to "New to Hearing Loss"
article was originally published in the Hopkins Insider.
by John K.
Niparko, M.D - Professor of Otolaryngology (ear, nose and throat) and
Director of Otology at the Johns Hopkins School of Medicine.
hearing aid-wearing President Clinton, the first generation to be raised
on rock-n-roll is facing more hearing loss than its parents.
Clinton was 46 when he entered the White House as the second youngest
U.S. president in history. Five years later, he was wearing hearing aids
in both ears at least occasionally. For instance, when he had to mingle
in large crowds. He isn't alone. Although hearing loss is thought of as
a condition that typically strikes seniors, more Americans are
experiencing difficulties with hearing loss at an earlier age. Last
year, a study in the Journal of the American Medical Association
reported that nearly 15 percent of school-aged children had hearing
deficits at low or high frequencies.
the most noticeable segment of the population to report difficulties in
hearing, sensitivity to loud sounds and/or an incessant buzzing --
typical symptoms of hearing loss -- are so-called "baby
boomers" in their 40s and 50s.
to 1990, hearing problems among those between ages 45 and 64 jumped 26
percent, according to the National Health Interview Survey. There was
also a 17 percent increase in the 18 to 44 age group. In California,
where researchers surveyed 5,000 people, the rate of impairment jumped
150 percent between 1965 and 1994 among those in their 50s. It's easy to
understand why: They and other baby boomers, after all, are the first
generation to be born and raised on rock music, gas-powered lawn mowers,
traffic gridlock and other everyday threats to our hearing.
loud noise doesn't cause pain until the sound reaches high decibels,
people generally don't recognize noise as damaging until after the fact.
If the ears hurt or bled when noise rose above a safe level, everyone
would be more cognizant of the threat. But it doesn't take much to start
a gradual damaging effect that can lead to partial or total hearing

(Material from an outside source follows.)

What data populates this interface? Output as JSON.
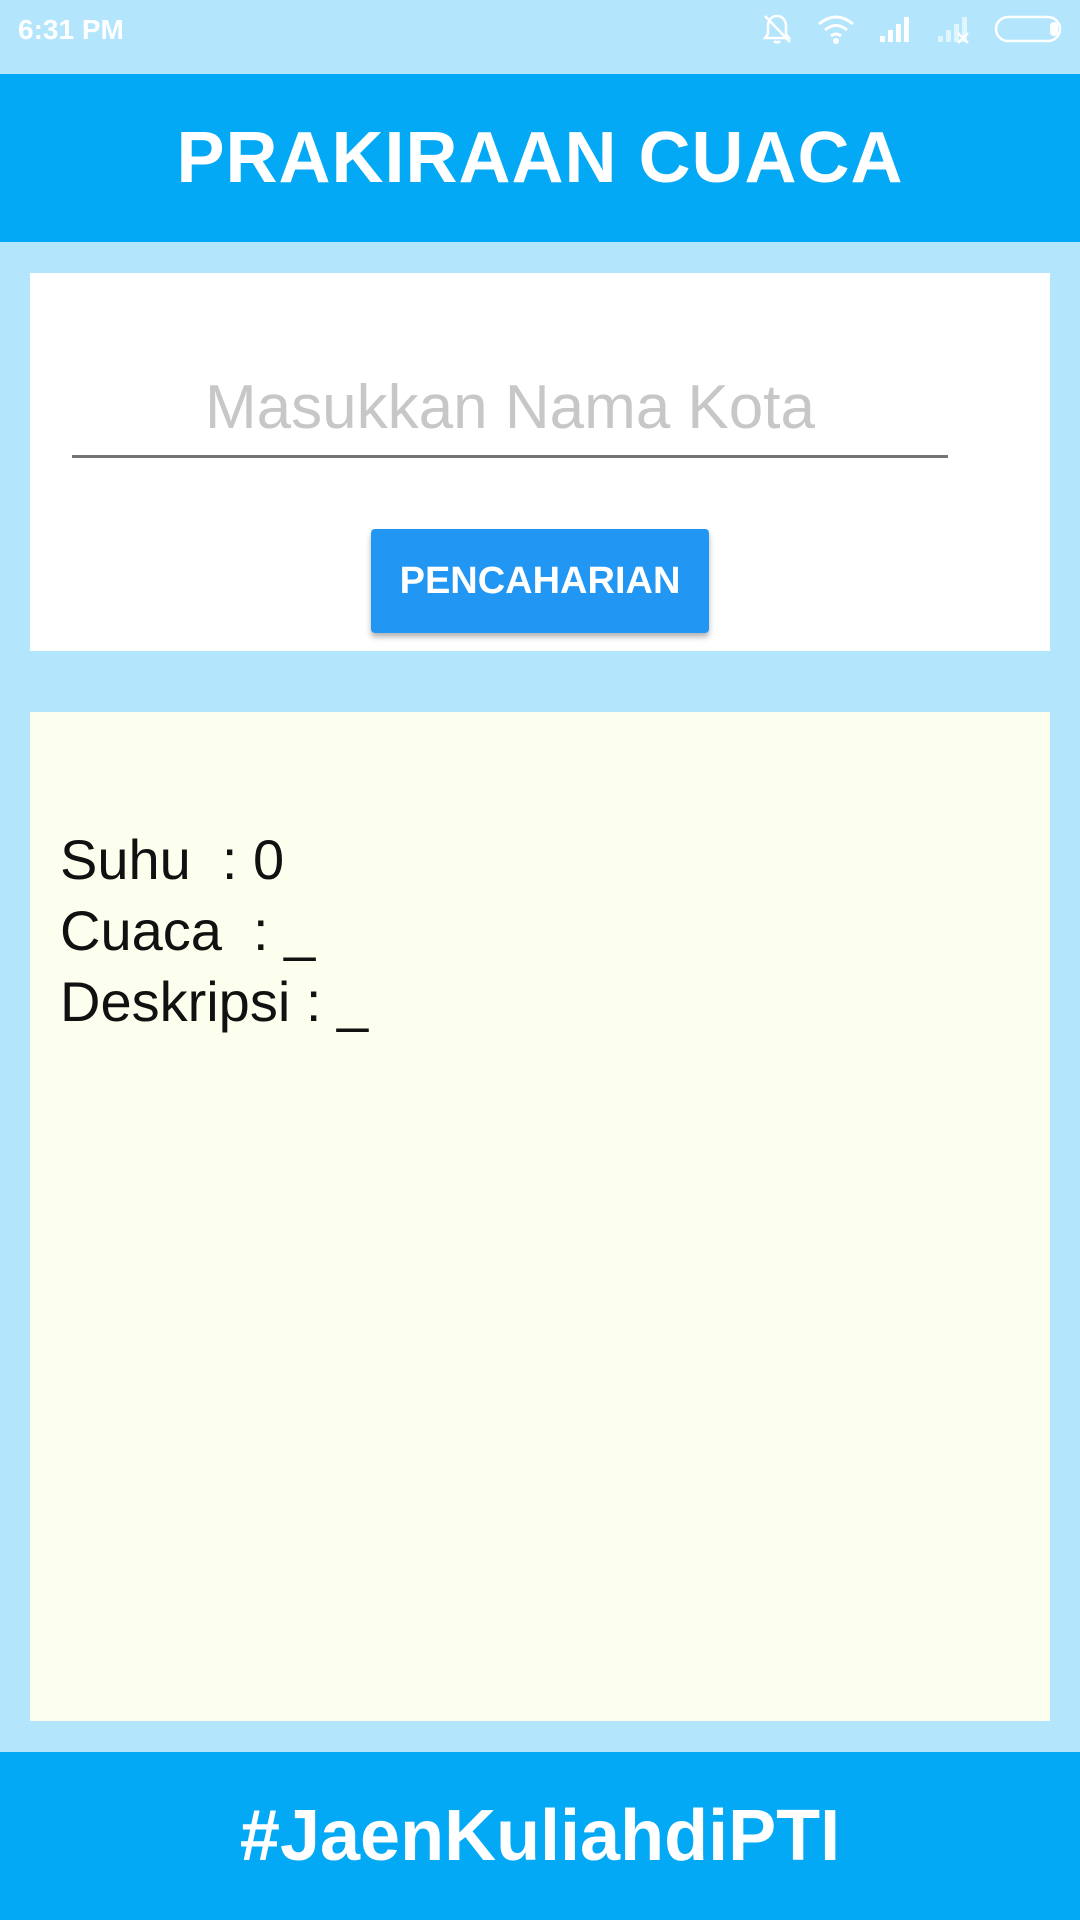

loss. According to the U.S. Environmental Protection Agency, being
regularly exposed to sound levels above 70 decibels -- roughly the level
of using a hair dryer, vacuum cleaner or gas lawn mower -- can begin to
lose their hearing slowly -- over a 15- to 20-year period -- because
regular and repeated noise exposure damages the wonderfully complicated
and intricate hair cells of the inner ear that interpret sound
vibrations as words, music or other sounds. Unlike the hairs on top of
your head, which can be sheared off and grown back, hair cells can't
grow back because they are such highly developed, end-stage cells. Men
are more likely to start being hearing impaired about a decade before
women, since they have commonly held more industrial and transportation
jobs, which produce consistently high noise levels. Hearing loss is not
just the inability to sense sound. Impaired pitch resolution, for
example, means the ear doesn't sort out complex sounds in speech, so the
brain receives a sort of mishmash. For instance, people say they can
hear but can't discriminate what is being said. Typically, the first to
be affected are high tones, which include many of the most common sounds
in spoken English -- including those produced by the lips and teeth,
such as p, s, f, t and d, and sh, ch, h and soft c. This is one reason
why hearing loss can be so frustrating. Because you're losing parts of
words, hearing a sentence can look like this: "Can you un er an i e
e e wi ou e igh one?" (Can you understand this sentence without the
high tones?) Mid tones, created with the tongue and base of the throat
-- including sounds such as ka, la, rr -- typically drop off next. This
is why you'll hear a lot of people say they can't hear someone, but when
the speaker increases volume, the person with the hearing problem says,
"Don't shout at me." What they need is to have soft sounds
boosted and loud sounds muffled.
More on this and related
What to Do
early noise exposure is reflected in hearing loss later in life,
preventing damage in the first place is the wisest thing to do. Remove
yourself from excessive noise. It may sound obvious, but it's usually
not practiced. Advice: An environment is too loud if you have to shout
to be heard.
earplugs when you must work around loud noise, such as operating a lawn
mower. To be effective, earplugs must block the ear canal, creating an
airtight seal. They come in different sizes and are typically made of
foam that expands to create the seal. Earmuffs cover the entire outside
of the ear and are also helpful. However, cotton is worthless for
keeping noise out.
personal headsets responsibly. If someone standing near you can hear the
music from your headset, it's too loud.
to "New to Hearing Loss"